Jeff AdachiSan Francisco Examiner mayoral candidate questionnaire
1) Please explain your campaign platform in 20 words or less.
I will focus on jobs, keeping families in SF, providing independent/effective leadership,integrity, and solving the City’s fiscal crisis.
2) Please list your votes on the local November ballot measures
.School Bonds – YesRoad Repaving and Street Paving Bonds – NoPension reform:Lee supported version – NoAdachi Initiative – YesAmending Initiative Ordinances and Policy Declaration – NoCampaign Consultant Disclosures – NoSchool District Student Assignment System – Yes
3) What is the worst budgetary problem in San Francisco and how will you address it?

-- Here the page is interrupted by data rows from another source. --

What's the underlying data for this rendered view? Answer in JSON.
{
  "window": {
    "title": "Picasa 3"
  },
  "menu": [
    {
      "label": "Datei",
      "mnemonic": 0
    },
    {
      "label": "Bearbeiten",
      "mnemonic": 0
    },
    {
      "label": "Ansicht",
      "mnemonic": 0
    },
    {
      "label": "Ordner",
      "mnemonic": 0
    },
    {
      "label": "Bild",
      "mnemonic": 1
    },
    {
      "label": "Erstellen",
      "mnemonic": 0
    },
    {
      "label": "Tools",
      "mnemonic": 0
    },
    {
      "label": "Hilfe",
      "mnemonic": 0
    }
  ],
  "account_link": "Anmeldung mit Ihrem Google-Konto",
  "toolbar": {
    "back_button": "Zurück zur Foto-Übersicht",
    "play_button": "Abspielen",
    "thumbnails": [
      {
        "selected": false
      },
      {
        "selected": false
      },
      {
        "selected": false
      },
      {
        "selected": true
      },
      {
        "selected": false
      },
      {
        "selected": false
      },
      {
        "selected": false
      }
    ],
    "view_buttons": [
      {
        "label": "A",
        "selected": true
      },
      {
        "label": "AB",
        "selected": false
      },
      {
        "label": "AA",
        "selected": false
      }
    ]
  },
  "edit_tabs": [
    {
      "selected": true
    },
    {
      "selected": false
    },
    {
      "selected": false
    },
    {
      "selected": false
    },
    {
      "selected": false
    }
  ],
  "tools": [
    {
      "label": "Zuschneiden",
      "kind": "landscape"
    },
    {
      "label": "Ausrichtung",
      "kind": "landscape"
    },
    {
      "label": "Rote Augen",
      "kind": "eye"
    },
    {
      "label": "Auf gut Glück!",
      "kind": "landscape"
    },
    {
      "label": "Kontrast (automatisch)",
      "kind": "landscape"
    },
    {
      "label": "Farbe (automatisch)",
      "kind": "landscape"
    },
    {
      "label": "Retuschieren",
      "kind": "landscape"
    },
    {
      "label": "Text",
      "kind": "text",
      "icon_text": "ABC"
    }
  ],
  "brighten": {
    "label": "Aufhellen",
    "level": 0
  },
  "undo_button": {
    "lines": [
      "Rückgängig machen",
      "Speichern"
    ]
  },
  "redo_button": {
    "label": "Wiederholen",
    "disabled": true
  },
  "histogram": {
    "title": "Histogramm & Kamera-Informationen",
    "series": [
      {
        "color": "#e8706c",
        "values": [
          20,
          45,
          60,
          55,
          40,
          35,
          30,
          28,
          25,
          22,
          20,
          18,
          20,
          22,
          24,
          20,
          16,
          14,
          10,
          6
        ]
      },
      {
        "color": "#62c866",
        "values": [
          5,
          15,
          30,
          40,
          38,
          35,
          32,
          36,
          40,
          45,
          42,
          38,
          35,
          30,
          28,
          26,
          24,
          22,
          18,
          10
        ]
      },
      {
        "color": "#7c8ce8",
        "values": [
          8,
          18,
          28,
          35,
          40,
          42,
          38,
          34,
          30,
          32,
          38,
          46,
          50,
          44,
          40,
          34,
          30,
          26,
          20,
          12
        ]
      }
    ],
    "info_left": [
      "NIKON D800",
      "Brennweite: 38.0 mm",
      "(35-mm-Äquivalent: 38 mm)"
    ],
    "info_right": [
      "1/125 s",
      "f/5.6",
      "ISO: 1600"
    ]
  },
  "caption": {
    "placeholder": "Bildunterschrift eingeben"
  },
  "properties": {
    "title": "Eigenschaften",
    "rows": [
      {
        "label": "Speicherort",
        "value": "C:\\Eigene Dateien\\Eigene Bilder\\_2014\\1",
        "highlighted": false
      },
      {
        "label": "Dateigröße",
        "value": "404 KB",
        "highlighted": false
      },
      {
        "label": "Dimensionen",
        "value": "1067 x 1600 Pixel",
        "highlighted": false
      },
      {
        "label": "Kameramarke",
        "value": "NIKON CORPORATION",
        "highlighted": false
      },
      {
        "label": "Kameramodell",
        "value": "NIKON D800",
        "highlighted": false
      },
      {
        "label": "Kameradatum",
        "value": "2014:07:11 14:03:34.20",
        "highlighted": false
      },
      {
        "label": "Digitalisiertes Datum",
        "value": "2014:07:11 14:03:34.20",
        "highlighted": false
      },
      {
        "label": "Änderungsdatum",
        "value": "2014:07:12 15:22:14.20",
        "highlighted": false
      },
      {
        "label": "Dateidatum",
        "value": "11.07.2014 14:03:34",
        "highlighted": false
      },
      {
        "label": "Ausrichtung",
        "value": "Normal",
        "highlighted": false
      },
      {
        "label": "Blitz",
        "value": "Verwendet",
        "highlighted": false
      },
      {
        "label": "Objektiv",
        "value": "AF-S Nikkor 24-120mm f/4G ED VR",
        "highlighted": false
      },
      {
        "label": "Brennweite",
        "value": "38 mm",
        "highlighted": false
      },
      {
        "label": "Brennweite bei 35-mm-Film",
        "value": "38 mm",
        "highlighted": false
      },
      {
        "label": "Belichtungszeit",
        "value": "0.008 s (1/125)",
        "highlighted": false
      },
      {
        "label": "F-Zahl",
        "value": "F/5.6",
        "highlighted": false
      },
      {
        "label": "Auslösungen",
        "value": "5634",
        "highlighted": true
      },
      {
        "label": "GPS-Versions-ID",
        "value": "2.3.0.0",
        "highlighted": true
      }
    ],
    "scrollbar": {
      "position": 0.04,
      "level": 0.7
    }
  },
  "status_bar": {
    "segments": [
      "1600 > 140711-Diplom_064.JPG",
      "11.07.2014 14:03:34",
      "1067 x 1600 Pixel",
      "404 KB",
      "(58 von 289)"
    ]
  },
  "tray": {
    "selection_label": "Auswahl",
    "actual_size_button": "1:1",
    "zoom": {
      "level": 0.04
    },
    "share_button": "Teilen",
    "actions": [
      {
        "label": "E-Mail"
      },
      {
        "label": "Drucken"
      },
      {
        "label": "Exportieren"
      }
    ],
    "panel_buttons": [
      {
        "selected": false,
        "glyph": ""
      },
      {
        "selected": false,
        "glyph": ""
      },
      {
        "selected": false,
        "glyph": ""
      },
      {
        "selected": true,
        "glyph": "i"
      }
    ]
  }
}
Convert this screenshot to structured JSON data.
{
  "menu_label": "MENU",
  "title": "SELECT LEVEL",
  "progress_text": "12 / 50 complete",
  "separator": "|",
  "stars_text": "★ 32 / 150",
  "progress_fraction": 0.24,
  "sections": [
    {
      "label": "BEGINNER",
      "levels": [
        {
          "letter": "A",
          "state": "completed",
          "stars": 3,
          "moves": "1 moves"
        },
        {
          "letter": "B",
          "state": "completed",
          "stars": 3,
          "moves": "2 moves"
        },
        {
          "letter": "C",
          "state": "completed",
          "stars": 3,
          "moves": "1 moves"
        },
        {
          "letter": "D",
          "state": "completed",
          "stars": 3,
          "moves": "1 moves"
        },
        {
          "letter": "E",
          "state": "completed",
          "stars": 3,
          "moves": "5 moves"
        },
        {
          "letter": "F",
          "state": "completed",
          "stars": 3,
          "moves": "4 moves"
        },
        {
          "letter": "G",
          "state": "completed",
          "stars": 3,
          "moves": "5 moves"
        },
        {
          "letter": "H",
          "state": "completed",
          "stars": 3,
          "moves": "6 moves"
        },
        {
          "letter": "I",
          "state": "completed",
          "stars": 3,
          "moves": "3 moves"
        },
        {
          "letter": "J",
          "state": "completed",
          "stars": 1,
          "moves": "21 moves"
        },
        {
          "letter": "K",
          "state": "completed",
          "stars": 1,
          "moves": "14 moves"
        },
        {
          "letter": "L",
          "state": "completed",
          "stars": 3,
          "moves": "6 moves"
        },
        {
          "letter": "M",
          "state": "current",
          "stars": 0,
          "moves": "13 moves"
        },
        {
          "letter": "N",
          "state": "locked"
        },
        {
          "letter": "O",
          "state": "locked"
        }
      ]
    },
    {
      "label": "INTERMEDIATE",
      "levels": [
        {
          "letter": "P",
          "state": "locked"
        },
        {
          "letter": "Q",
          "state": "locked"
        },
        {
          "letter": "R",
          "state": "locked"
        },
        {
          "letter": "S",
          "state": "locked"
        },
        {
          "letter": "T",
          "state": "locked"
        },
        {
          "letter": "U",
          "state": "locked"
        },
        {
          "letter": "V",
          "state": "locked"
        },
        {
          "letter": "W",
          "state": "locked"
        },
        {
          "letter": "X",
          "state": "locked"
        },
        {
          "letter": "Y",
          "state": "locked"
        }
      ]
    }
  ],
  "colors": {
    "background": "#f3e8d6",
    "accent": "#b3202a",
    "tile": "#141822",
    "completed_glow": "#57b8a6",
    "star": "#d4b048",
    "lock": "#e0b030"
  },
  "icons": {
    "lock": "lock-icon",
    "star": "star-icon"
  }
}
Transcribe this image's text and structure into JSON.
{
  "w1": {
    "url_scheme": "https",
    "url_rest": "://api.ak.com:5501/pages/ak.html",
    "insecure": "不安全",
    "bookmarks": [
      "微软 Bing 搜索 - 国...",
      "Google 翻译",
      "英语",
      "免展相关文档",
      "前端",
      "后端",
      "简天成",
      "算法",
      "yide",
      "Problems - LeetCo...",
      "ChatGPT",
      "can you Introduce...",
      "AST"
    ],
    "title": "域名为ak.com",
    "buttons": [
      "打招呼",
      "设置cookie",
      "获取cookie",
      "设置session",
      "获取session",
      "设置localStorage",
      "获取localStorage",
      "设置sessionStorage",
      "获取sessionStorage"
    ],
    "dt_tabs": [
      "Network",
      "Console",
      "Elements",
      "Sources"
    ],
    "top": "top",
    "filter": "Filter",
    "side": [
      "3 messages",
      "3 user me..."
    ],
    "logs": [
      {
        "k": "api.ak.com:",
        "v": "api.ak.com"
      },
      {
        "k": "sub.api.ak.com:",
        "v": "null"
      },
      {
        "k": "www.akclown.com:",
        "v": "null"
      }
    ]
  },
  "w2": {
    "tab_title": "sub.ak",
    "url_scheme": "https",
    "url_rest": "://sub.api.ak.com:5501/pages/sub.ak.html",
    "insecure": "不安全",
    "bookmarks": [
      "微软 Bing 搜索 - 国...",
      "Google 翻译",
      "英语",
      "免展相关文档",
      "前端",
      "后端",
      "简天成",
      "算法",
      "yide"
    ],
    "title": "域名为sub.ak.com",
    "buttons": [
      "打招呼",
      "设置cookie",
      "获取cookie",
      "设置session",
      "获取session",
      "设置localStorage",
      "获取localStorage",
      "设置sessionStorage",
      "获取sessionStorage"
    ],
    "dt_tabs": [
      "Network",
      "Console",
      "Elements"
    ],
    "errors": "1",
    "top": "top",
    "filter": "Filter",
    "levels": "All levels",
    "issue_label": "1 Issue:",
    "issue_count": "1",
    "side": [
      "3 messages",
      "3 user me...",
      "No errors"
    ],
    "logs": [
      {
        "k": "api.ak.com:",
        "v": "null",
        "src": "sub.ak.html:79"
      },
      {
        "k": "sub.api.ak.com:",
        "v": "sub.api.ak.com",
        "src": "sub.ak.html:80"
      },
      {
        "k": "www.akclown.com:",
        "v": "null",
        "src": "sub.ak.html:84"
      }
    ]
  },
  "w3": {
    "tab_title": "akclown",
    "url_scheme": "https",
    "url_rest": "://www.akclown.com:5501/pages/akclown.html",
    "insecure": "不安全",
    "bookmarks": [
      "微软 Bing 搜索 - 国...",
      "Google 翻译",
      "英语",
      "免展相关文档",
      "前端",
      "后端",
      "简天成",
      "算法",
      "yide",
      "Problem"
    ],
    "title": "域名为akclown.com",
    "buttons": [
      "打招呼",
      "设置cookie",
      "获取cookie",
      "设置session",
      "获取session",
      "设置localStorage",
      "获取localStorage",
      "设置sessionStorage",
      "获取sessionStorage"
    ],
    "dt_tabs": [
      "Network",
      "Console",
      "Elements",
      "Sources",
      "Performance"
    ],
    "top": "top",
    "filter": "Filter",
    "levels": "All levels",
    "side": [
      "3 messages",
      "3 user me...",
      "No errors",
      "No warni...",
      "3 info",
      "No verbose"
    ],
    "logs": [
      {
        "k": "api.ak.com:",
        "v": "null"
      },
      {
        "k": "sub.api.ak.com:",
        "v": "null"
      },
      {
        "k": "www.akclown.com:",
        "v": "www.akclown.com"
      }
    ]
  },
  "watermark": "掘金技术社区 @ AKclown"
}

The City’s most dire budgetary problem is skyrocketing pension and benefit costs for cityemployees. This year, taxpayers spent one out of every six tax dollars – nearly a billion dollars— on city employee benefits. Within five years, that number is expected to double. Over the next12 months alone, The City’s benefits costs for city employees will soar by $100 million, andevery year that number will grow. By 2015, these costs will reach $800 million annually.Meanwhile, The City is facing a $483 million deficit in the coming fiscal year. Unless significantreforms are made immediately, The City will have little choice but to divert scarce funding awayfrom education, law enforcement, parks and recreation programs, public health and other basicservices in order to pay for city employee benefits.San Francisco needs its next mayor to be firmly committed to solving this problem, even if theface of push-back from powerful interest groups. For the second year in a row, I have been at theforefront of reform. I am the author of Proposition D, the largest fiscal austerity measure everproposed in San Francisco.In 2011, I set out to reform The City’s pension system because, put simply, escalating employeepension and benefits costs are bankrupting our city. After meeting with members of the 2010civil grand jury who felt that their calls for reform of pension system had been ignored by electedofficials, I urged Mayor Gavin Newsom and the Board of Supervisors to take on this issue, to noavail. Because no elected official had the bravery to push for pension reform, I took the issuedirectly to the people of San Francisco. While the November 2010 pension and health carereform ballot measure did not pass, it garnered 116,000 ‘yes’ votes.Taking what I learned from that experience, I retained former San Francisco City AttorneyLouise Renne’s law firm to help draft Proposition D for the November 2011 ballot. PropositionD improves on the earlier ballot reform measure by exempting lower-paid workers – those withsalaries less than $50,000 – from any increases in retirement contributions, and by setting a